Alexei V. Ivanov | Patrick L. Lange | David Suendermann-Oeft
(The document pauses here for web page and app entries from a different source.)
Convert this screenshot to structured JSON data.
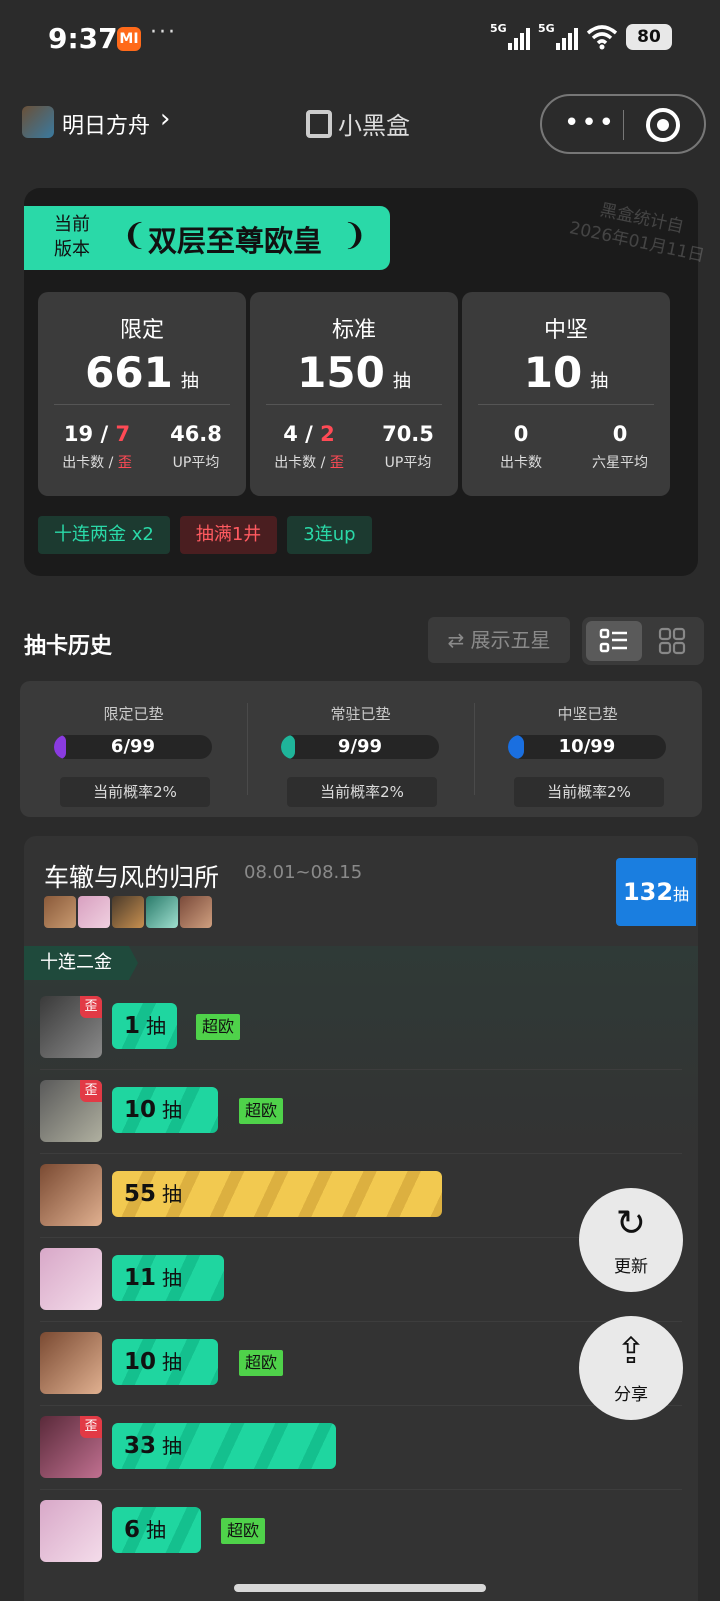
{
  "status_bar": {
    "time": "9:37",
    "mi_icon": "MI",
    "dots": "···",
    "net1": "5G",
    "net2": "5G",
    "battery": "80"
  },
  "nav": {
    "game_name": "明日方舟",
    "chevron": "›",
    "app_title": "小黑盒",
    "more": "•••"
  },
  "summary": {
    "ribbon_small": "当前版本",
    "ribbon_title": "双层至尊欧皇",
    "laurel_left": "❨",
    "laurel_right": "❩",
    "stamp_line1": "黑盒统计自",
    "stamp_line2": "2026年01月11日",
    "stats": [
      {
        "name": "限定",
        "total": "661",
        "unit": "抽",
        "c1_a": "19",
        "c1_sep": " / ",
        "c1_b": "7",
        "c1_label_a": "出卡数 / ",
        "c1_label_b": "歪",
        "c2_val": "46.8",
        "c2_label": "UP平均"
      },
      {
        "name": "标准",
        "total": "150",
        "unit": "抽",
        "c1_a": "4",
        "c1_sep": " / ",
        "c1_b": "2",
        "c1_label_a": "出卡数 / ",
        "c1_label_b": "歪",
        "c2_val": "70.5",
        "c2_label": "UP平均"
      },
      {
        "name": "中坚",
        "total": "10",
        "unit": "抽",
        "c1_a": "0",
        "c1_label_a": "出卡数",
        "c2_val": "0",
        "c2_label": "六星平均"
      }
    ],
    "chips": [
      "十连两金  x2",
      "抽满1井",
      "3连up"
    ]
  },
  "history": {
    "title": "抽卡历史",
    "show_five_star": "⇄ 展示五星"
  },
  "pity": [
    {
      "title": "限定已垫",
      "value": "6/99",
      "rate": "当前概率2%",
      "color": "#8a3be0",
      "level": 0.06
    },
    {
      "title": "常驻已垫",
      "value": "9/99",
      "rate": "当前概率2%",
      "color": "#1fb59a",
      "level": 0.09
    },
    {
      "title": "中坚已垫",
      "value": "10/99",
      "rate": "当前概率2%",
      "color": "#1a6fe0",
      "level": 0.1
    }
  ],
  "banner": {
    "name": "车辙与风的归所",
    "dates": "08.01~08.15",
    "total": "132",
    "total_unit": "抽",
    "group_tag": "十连二金",
    "rows": [
      {
        "pulls": "1",
        "unit": "抽",
        "wai": "歪",
        "tag": "超欧",
        "color": "green",
        "fraction": 0.11
      },
      {
        "pulls": "10",
        "unit": "抽",
        "wai": "歪",
        "tag": "超欧",
        "color": "green",
        "fraction": 0.18
      },
      {
        "pulls": "55",
        "unit": "抽",
        "wai": "",
        "tag": "",
        "color": "gold",
        "fraction": 0.56
      },
      {
        "pulls": "11",
        "unit": "抽",
        "wai": "",
        "tag": "",
        "color": "green",
        "fraction": 0.19
      },
      {
        "pulls": "10",
        "unit": "抽",
        "wai": "",
        "tag": "超欧",
        "color": "green",
        "fraction": 0.18
      },
      {
        "pulls": "33",
        "unit": "抽",
        "wai": "歪",
        "tag": "",
        "color": "green",
        "fraction": 0.38
      },
      {
        "pulls": "6",
        "unit": "抽",
        "wai": "",
        "tag": "超欧",
        "color": "green",
        "fraction": 0.15
      }
    ]
  },
  "fabs": {
    "refresh_icon": "↻",
    "refresh_label": "更新",
    "share_icon": "⇪",
    "share_label": "分享"
  }
}
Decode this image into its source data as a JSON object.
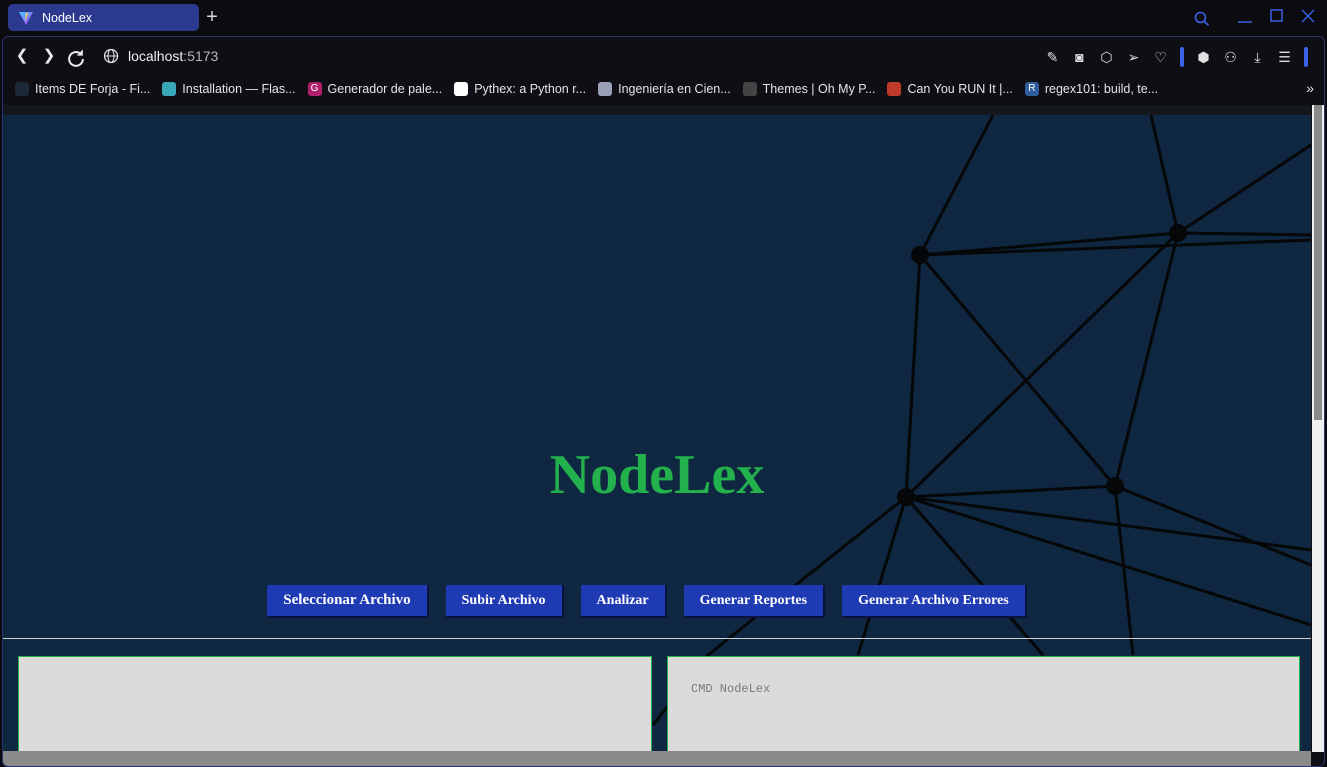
{
  "tab": {
    "title": "NodeLex"
  },
  "address_bar": {
    "host": "localhost",
    "port": ":5173"
  },
  "bookmarks": [
    {
      "label": "Items DE Forja - Fi...",
      "icon": "steam-icon",
      "color": "#1b2838"
    },
    {
      "label": "Installation — Flas...",
      "icon": "flask-icon",
      "color": "#3aa6b9"
    },
    {
      "label": "Generador de pale...",
      "icon": "g-icon",
      "color": "#b0206a",
      "glyph": "G"
    },
    {
      "label": "Pythex: a Python r...",
      "icon": "pythex-icon",
      "color": "#ffffff"
    },
    {
      "label": "Ingeniería en Cien...",
      "icon": "globe-icon",
      "color": "#9aa0b8"
    },
    {
      "label": "Themes | Oh My P...",
      "icon": "terminal-icon",
      "color": "#444444"
    },
    {
      "label": "Can You RUN It |...",
      "icon": "canyourunit-icon",
      "color": "#c0392b"
    },
    {
      "label": "regex101: build, te...",
      "icon": "regex101-icon",
      "color": "#2e5d9b",
      "glyph": "R"
    }
  ],
  "app": {
    "title": "NodeLex",
    "buttons": [
      {
        "label": "Seleccionar Archivo"
      },
      {
        "label": "Subir Archivo"
      },
      {
        "label": "Analizar"
      },
      {
        "label": "Generar Reportes"
      },
      {
        "label": "Generar Archivo Errores"
      }
    ],
    "editor_text": "",
    "console_label": "CMD NodeLex"
  },
  "colors": {
    "accent": "#3b63e6",
    "button": "#1f3bb3",
    "title_green": "#22b14c",
    "page_bg": "#0f2740"
  }
}
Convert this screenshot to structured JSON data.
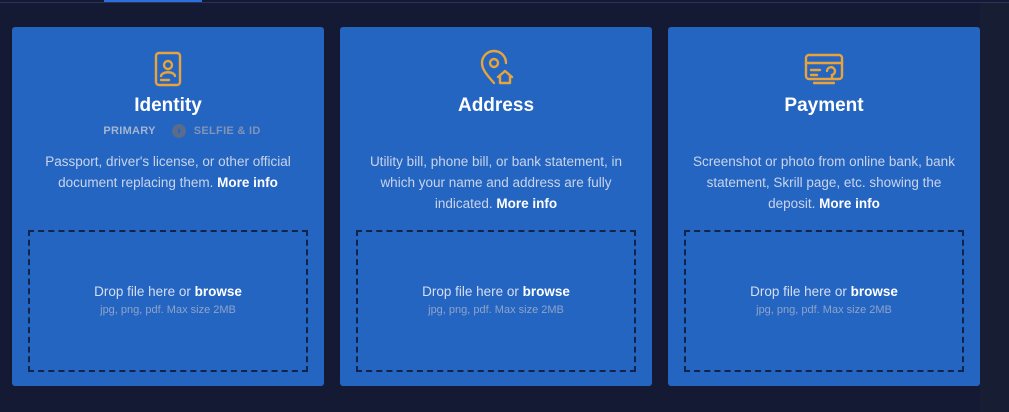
{
  "colors": {
    "background": "#141a33",
    "card": "#2465c2",
    "icon": "#e8a33a",
    "accent": "#2a6fdb"
  },
  "cards": [
    {
      "title": "Identity",
      "icon": "id-card-icon",
      "steps": {
        "primary": "PRIMARY",
        "secondary": "SELFIE & ID"
      },
      "description": "Passport, driver's license, or other official document replacing them.",
      "more_info": "More info",
      "drop_text": "Drop file here or",
      "browse": "browse",
      "hint": "jpg, png, pdf. Max size 2MB"
    },
    {
      "title": "Address",
      "icon": "location-home-icon",
      "description": "Utility bill, phone bill, or bank statement, in which your name and address are fully indicated.",
      "more_info": "More info",
      "drop_text": "Drop file here or",
      "browse": "browse",
      "hint": "jpg, png, pdf. Max size 2MB"
    },
    {
      "title": "Payment",
      "icon": "payment-card-icon",
      "description": "Screenshot or photo from online bank, bank statement, Skrill page, etc. showing the deposit.",
      "more_info": "More info",
      "drop_text": "Drop file here or",
      "browse": "browse",
      "hint": "jpg, png, pdf. Max size 2MB"
    }
  ]
}
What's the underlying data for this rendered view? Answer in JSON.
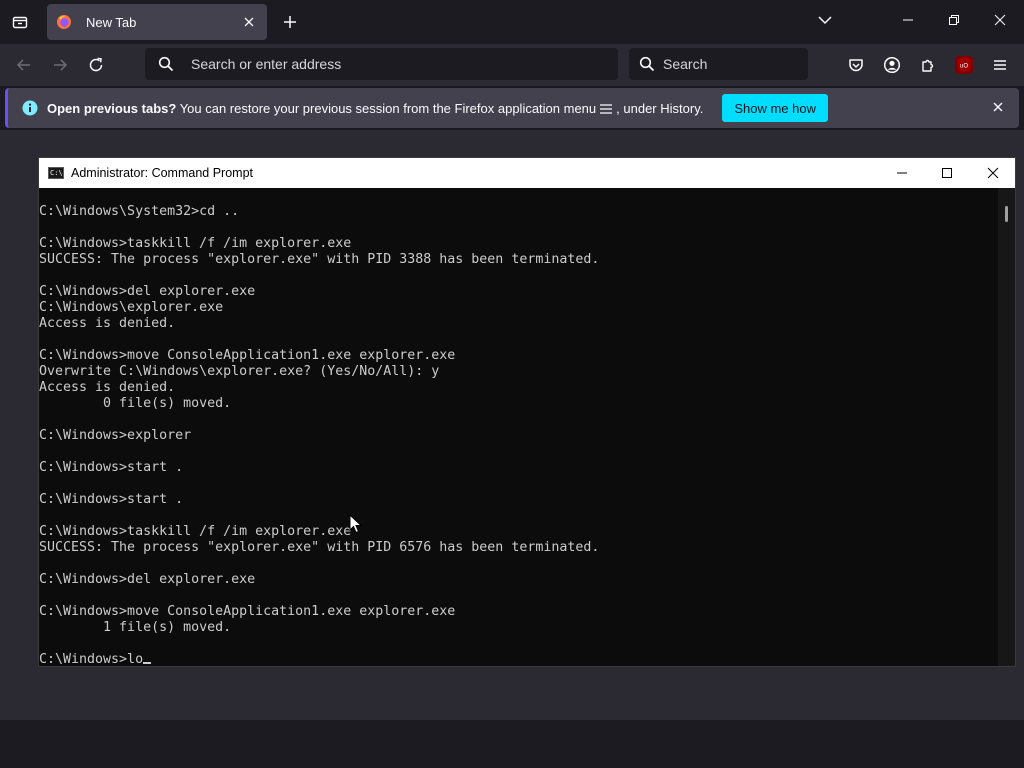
{
  "browser": {
    "tab": {
      "title": "New Tab",
      "favicon": "firefox-icon"
    },
    "urlbar": {
      "placeholder": "Search or enter address"
    },
    "searchbar": {
      "placeholder": "Search"
    },
    "toolbar_icons": [
      "pocket-icon",
      "account-icon",
      "extensions-icon",
      "ublock-icon",
      "menu-icon"
    ],
    "ublock_badge": "uO"
  },
  "notification": {
    "bold": "Open previous tabs?",
    "text_before_icon": " You can restore your previous session from the Firefox application menu",
    "text_after_icon": ", under History.",
    "button": "Show me how"
  },
  "cmd": {
    "title": "Administrator: Command Prompt",
    "icon_text": "C:\\",
    "lines": [
      "C:\\Windows\\System32>cd ..",
      "",
      "C:\\Windows>taskkill /f /im explorer.exe",
      "SUCCESS: The process \"explorer.exe\" with PID 3388 has been terminated.",
      "",
      "C:\\Windows>del explorer.exe",
      "C:\\Windows\\explorer.exe",
      "Access is denied.",
      "",
      "C:\\Windows>move ConsoleApplication1.exe explorer.exe",
      "Overwrite C:\\Windows\\explorer.exe? (Yes/No/All): y",
      "Access is denied.",
      "        0 file(s) moved.",
      "",
      "C:\\Windows>explorer",
      "",
      "C:\\Windows>start .",
      "",
      "C:\\Windows>start .",
      "",
      "C:\\Windows>taskkill /f /im explorer.exe",
      "SUCCESS: The process \"explorer.exe\" with PID 6576 has been terminated.",
      "",
      "C:\\Windows>del explorer.exe",
      "",
      "C:\\Windows>move ConsoleApplication1.exe explorer.exe",
      "        1 file(s) moved.",
      ""
    ],
    "current_input": "C:\\Windows>lo"
  },
  "colors": {
    "firefox_tabbar": "#1c1b22",
    "firefox_toolbar": "#2b2a33",
    "accent_button": "#00ddff",
    "console_bg": "#0c0c0c",
    "console_text": "#cccccc"
  }
}
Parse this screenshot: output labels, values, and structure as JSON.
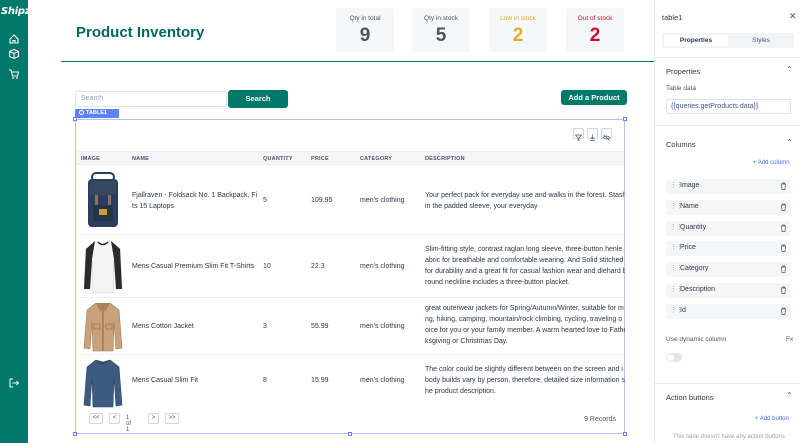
{
  "app": {
    "logo": "Shipzy"
  },
  "rail": {
    "icons": [
      "home-icon",
      "box-icon",
      "cart-icon",
      "logout-icon"
    ]
  },
  "page": {
    "title": "Product Inventory"
  },
  "stats": [
    {
      "label": "Qty in total",
      "value": "9",
      "color": "#4a5568"
    },
    {
      "label": "Qty in stock",
      "value": "5",
      "color": "#4a5568"
    },
    {
      "label": "Low in stock",
      "value": "2",
      "color": "#e7a92b"
    },
    {
      "label": "Out of stock",
      "value": "2",
      "color": "#c8102e"
    }
  ],
  "search": {
    "placeholder": "Search",
    "button": "Search"
  },
  "add_button": "Add a Product",
  "table": {
    "tag": "TABLE1",
    "columns": [
      "IMAGE",
      "NAME",
      "QUANTITY",
      "PRICE",
      "CATEGORY",
      "DESCRIPTION"
    ],
    "rows": [
      {
        "name": "Fjallraven - Foldsack No. 1 Backpack, Fits 15 Laptops",
        "name_lines": [
          "Fjallraven - Foldsack No. 1 Backpack, Fi",
          "ts 15 Laptops"
        ],
        "quantity": "5",
        "price": "109.95",
        "category": "men's clothing",
        "desc_lines": [
          "Your perfect pack for everyday use and walks in the forest. Stash",
          "in the padded sleeve, your everyday"
        ]
      },
      {
        "name": "Mens Casual Premium Slim Fit T-Shirts",
        "name_lines": [
          "Mens Casual Premium Slim Fit T-Shirts"
        ],
        "quantity": "10",
        "price": "22.3",
        "category": "men's clothing",
        "desc_lines": [
          "Slim-fitting style, contrast raglan long sleeve, three-button henle",
          "abric for breathable and comfortable wearing. And Solid stitched",
          "for durability and a great fit for casual fashion wear and diehard b",
          "round neckline includes a three-button placket."
        ]
      },
      {
        "name": "Mens Cotton Jacket",
        "name_lines": [
          "Mens Cotton Jacket"
        ],
        "quantity": "3",
        "price": "55.99",
        "category": "men's clothing",
        "desc_lines": [
          "great outerwear jackets for Spring/Autumn/Winter, suitable for m",
          "ng, hiking, camping, mountain/rock climbing, cycling, traveling o",
          "oice for you or your family member. A warm hearted love to Fathe",
          "ksgiving or Christmas Day."
        ]
      },
      {
        "name": "Mens Casual Slim Fit",
        "name_lines": [
          "Mens Casual Slim Fit"
        ],
        "quantity": "8",
        "price": "15.99",
        "category": "men's clothing",
        "desc_lines": [
          "The color could be slightly different between on the screen and i",
          "body builds vary by person, therefore, detailed size information s",
          "he product description."
        ]
      }
    ],
    "pager": {
      "first": "<<",
      "prev": "<",
      "page_text": "1 of 1",
      "next": ">",
      "last": ">>"
    },
    "records": "9 Records"
  },
  "panel": {
    "widget_name": "table1",
    "tabs": [
      "Properties",
      "Styles"
    ],
    "properties_section": "Properties",
    "table_data_label": "Table data",
    "table_data_value": "{{queries.getProducts.data}}",
    "columns_section": "Columns",
    "add_column": "+ Add column",
    "columns": [
      "Image",
      "Name",
      "Quantity",
      "Price",
      "Category",
      "Description",
      "Id"
    ],
    "dynamic_column_label": "Use dynamic column",
    "fx_label": "Fx",
    "action_section": "Action buttons",
    "add_button": "+ Add button",
    "action_note": "This table doesn't have any action buttons"
  },
  "colors": {
    "brand": "#00796b",
    "selection": "#5f82f5"
  }
}
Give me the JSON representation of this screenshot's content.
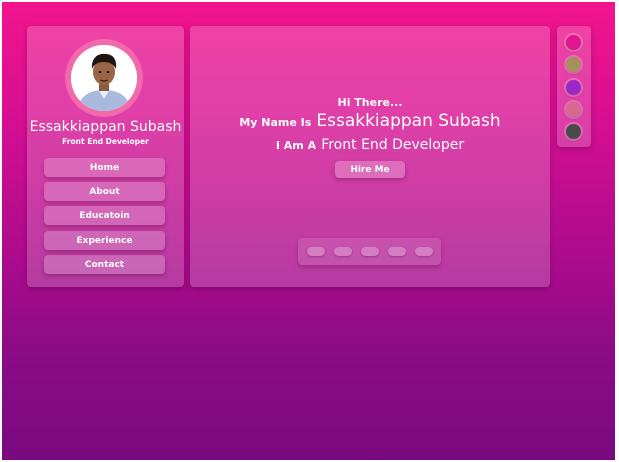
{
  "profile": {
    "name": "Essakkiappan Subash",
    "role": "Front End Developer"
  },
  "nav": [
    {
      "label": "Home"
    },
    {
      "label": "About"
    },
    {
      "label": "Educatoin"
    },
    {
      "label": "Experience"
    },
    {
      "label": "Contact"
    }
  ],
  "hero": {
    "greeting": "Hi There...",
    "name_prefix": "My Name Is",
    "name": "Essakkiappan Subash",
    "role_prefix": "I Am A",
    "role": "Front End Developer",
    "hire_label": "Hire Me"
  },
  "theme_swatches": [
    {
      "name": "pink",
      "color": "#e0158f"
    },
    {
      "name": "olive",
      "color": "#a8905c"
    },
    {
      "name": "purple",
      "color": "#9a27c8"
    },
    {
      "name": "coral",
      "color": "#d8688f"
    },
    {
      "name": "dark-gray",
      "color": "#4a4a4a"
    }
  ],
  "colors": {
    "background_top": "#f2148d",
    "background_bottom": "#7a0a80"
  }
}
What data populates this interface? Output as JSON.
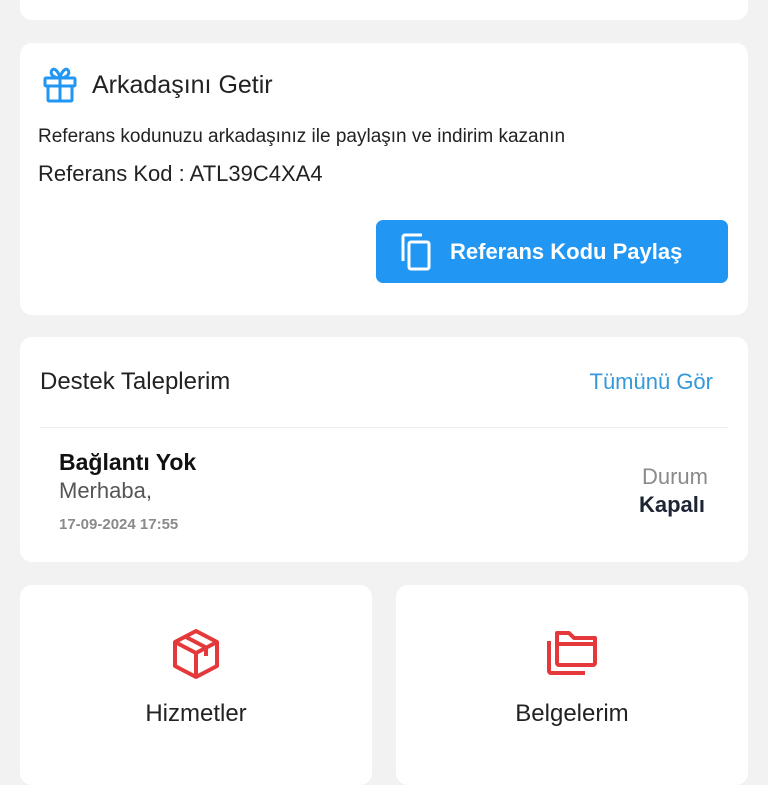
{
  "referral": {
    "title": "Arkadaşını Getir",
    "description": "Referans kodunuzu arkadaşınız ile paylaşın ve indirim kazanın",
    "code_label": "Referans Kod :",
    "code": "ATL39C4XA4",
    "share_button": "Referans Kodu Paylaş",
    "icon": "gift-icon",
    "accent_color": "#2196f3"
  },
  "support": {
    "title": "Destek Taleplerim",
    "see_all": "Tümünü Gör",
    "tickets": [
      {
        "title": "Bağlantı Yok",
        "message": "Merhaba,",
        "date": "17-09-2024 17:55",
        "status_label": "Durum",
        "status": "Kapalı"
      }
    ]
  },
  "tiles": [
    {
      "label": "Hizmetler",
      "icon": "box-icon",
      "color": "#e5383b"
    },
    {
      "label": "Belgelerim",
      "icon": "folders-icon",
      "color": "#e5383b"
    }
  ]
}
Proceedings of the 17th Annual Meeting of the Special Interest Group on Discourse and Dialogue